Armed with AI-driven insights, HCOs can proactively implement proven interventions, such as enrolling patients in midwifery-led care in birth centers. Birth center care and a focus on enhanced prenatal care were evaluated extensively through CMMI’s Strong Start For Mothers and Newborns Initiative. The program retained standard components of birth center care, but it specifically focused on longer midwifery visits and stronger relationships, personalized education, resource referrals, and psychosocial needs assessments. This produced significantly better outcomes while substantially reducing racial disparities. Strong Start found that Black, Hispanic, and White women enrolled in birth center care experienced a 5–6% reduction in preterm births.⁸ Black women also had a 5% reduction in low birth weight and experienced cesarean at a 15.1% rate—less than half the national rate of 35.9%.⁵ Birth center care is also associated with greater savings. The estimated Medicaid savings from prevented cesareans and reduction in preterm births per 10,000 births totaled approximately $28.5 million.⁵

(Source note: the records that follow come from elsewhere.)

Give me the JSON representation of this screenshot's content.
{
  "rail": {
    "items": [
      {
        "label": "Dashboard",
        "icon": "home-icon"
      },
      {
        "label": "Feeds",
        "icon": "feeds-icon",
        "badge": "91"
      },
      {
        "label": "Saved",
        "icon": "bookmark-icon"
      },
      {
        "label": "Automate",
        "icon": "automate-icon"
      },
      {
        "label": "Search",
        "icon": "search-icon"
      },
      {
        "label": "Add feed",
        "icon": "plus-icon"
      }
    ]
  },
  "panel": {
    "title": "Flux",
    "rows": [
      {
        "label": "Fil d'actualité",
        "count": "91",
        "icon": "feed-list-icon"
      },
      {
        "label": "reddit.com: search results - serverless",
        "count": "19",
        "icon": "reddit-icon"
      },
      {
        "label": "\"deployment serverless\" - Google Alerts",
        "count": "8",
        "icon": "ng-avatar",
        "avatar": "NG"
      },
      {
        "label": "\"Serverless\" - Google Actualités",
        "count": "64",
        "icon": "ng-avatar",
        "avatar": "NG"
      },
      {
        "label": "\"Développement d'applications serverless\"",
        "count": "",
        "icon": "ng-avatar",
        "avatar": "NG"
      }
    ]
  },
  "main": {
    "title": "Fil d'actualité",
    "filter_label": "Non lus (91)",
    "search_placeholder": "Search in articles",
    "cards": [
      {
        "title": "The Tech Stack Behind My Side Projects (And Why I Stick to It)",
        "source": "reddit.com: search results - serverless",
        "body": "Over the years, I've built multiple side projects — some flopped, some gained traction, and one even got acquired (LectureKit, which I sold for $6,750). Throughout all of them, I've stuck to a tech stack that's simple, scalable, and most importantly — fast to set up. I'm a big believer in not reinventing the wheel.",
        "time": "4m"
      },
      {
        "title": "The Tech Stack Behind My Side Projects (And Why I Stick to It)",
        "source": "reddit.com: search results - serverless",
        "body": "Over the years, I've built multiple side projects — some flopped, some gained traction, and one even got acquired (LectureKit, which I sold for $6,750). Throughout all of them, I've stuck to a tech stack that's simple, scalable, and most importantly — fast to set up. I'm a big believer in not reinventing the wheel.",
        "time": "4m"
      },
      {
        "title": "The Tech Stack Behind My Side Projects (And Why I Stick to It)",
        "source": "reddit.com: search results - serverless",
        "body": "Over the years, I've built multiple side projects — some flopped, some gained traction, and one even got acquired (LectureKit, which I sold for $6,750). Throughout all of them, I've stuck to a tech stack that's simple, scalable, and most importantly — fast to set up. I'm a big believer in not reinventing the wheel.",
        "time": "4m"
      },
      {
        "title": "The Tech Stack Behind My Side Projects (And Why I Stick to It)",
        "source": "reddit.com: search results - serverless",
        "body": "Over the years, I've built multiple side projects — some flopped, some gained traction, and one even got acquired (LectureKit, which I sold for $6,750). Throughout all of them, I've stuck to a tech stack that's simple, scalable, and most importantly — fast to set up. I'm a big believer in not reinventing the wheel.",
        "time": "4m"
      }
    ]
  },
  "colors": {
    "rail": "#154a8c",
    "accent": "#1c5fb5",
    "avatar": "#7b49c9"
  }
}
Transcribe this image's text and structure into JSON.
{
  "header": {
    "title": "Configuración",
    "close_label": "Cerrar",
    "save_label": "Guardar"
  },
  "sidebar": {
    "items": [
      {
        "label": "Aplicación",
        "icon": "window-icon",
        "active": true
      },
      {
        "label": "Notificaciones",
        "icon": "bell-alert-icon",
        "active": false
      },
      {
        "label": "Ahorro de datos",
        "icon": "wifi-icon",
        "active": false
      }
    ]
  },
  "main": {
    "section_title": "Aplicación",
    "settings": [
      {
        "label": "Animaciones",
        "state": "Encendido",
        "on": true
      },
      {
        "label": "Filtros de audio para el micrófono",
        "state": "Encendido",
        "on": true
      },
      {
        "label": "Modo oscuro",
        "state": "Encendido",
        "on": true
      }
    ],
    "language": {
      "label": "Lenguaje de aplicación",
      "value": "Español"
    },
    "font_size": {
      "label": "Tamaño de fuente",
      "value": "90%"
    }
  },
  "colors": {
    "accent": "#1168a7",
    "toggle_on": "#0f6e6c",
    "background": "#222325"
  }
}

1. Declerq, Eugene, Zephyrin, Laurie. “Maternal Mortality in the United States: A Primer.” The Commonwealth Fund, 16 Dec. 2020, https://doi.org/10.26099/ta1q-mw24. Accessed 22 Oct. 2021.
2. Howell, Elizabeth. “Reducing Disparities in Severe Maternal Morbidity and Mortality.” Clinical Obstetrics and Gynecology, vol. 61, no. 2, Jan. 2018, pp. 387–399, doi: 10.1097/GRF.0000000000000349. Accessed 22 Oct.
3. Premier. “Bundle of Joy: Maternal & Infant Health Trends.” Premier, 2020, pp. 1–14, https://explore.premierinc.com/MaternalHealthTrends/landing-page-copy-67V7-863BH.html?. Accessed 22 Oct. 2021.
4. Black M., Christopher, Vesco K. Kimberly, et al. “Costs of Severe Maternal Morbidity in U.S. Commercially Insured and Medicaid Populations: An Updated Analysis.” Women’s Health Reports, vol. 2, no. 1, 27 Sep. 2021, pp. 443–451. http://doi.org/10.1089/whr.2021.0026. Accessed 20 Oct. 2021.
5. Alliman, Jill, et al. “Strong Start in Birth Centers: Socio‐Demographic Characteristics, Care Processes, and Outcomes for Mothers and Newborns.” Birth, vol. 46, no. 2, 17 May 2019, pp. 234–243, 10.1111/birt.12433. Accessed 20 Oct. 2021.
6. CDC. “National Vital Statistics System.” Centers for Disease Control and Prevention, last reviewed 27 Sep. 2021. https://www.cdc.gov/nchs/nvss/births.htm. Accessed 22 Oct. 2021.
7. Declerq, Eugene, Sakala, Carol, et al. “Listening to Mothers III Pregnancy and Birth.” Childbirth Connection, May 2013, pp. 1–75. https://www.nationalpartnership.org/our-work/resources/health-care/maternity/listening-to-mothers-iii-pregnancy-and-birth-2013.pdf. Accessed 20 Oct. 2021.
8. Alliman, Jill, Bauer, Kate. “Next Steps for Transforming Maternity Care: What Strong Start Birth Center Outcomes Tell Us.” Journal of Midwifery & Women’s Health, vol. 65, no. 4, 11 Apr. 2020, pp. 462–465, doi:10.1111/jmwh.13084.